Stored entries
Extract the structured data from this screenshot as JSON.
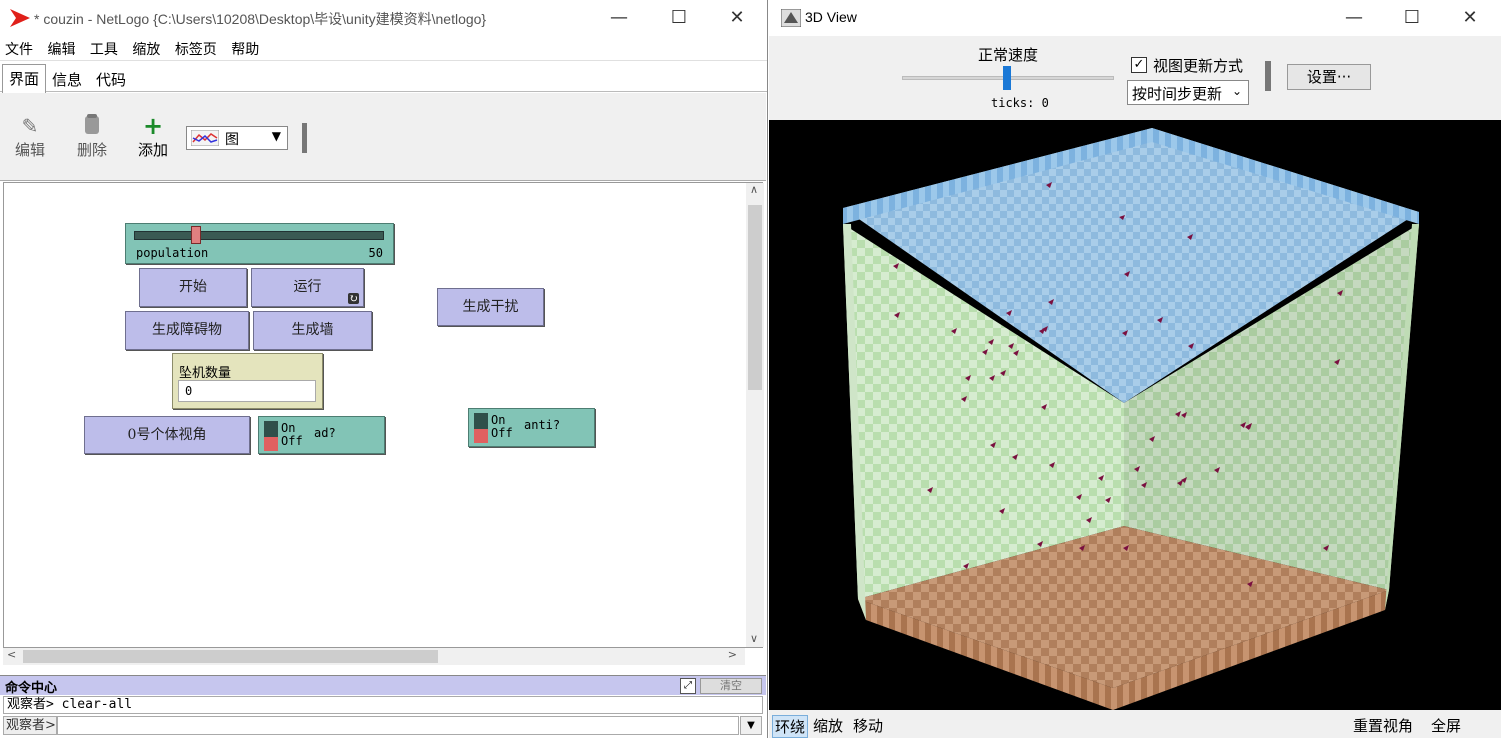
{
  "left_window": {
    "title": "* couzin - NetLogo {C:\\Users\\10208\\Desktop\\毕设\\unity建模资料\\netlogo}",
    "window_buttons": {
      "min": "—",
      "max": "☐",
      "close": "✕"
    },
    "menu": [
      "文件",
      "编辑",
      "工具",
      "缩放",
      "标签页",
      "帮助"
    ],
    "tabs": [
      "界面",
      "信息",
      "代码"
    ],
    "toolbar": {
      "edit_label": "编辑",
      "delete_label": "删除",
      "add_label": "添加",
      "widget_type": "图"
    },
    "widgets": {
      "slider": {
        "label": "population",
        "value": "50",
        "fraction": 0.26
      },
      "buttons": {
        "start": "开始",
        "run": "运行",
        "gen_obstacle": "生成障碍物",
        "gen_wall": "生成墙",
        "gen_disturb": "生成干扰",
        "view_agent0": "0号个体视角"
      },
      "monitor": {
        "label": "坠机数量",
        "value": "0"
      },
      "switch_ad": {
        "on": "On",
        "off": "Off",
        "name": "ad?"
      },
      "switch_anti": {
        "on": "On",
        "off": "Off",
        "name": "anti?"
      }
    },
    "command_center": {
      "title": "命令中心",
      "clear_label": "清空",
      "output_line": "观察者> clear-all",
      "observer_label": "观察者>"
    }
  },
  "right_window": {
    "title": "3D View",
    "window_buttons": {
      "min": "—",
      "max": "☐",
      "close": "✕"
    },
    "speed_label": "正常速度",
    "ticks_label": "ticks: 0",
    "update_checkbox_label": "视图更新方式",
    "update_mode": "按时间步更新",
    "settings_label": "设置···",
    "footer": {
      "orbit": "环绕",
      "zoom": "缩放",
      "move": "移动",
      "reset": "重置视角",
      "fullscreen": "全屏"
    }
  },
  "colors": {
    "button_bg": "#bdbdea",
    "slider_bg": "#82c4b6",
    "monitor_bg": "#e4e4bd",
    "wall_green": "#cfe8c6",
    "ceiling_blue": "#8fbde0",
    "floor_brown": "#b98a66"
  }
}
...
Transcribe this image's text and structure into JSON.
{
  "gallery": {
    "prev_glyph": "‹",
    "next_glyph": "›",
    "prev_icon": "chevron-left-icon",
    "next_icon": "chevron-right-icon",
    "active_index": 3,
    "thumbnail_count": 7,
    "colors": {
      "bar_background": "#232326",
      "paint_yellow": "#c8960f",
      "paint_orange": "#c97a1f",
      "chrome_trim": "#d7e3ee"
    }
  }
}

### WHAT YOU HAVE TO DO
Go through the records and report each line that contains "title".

### ANSWER BOX
    "title": "* couzin - NetLogo {C:\\Users\\10208\\Desktop\\毕设\\unity建模资料\\netlogo}",
      "title": "命令中心",
    "title": "3D View",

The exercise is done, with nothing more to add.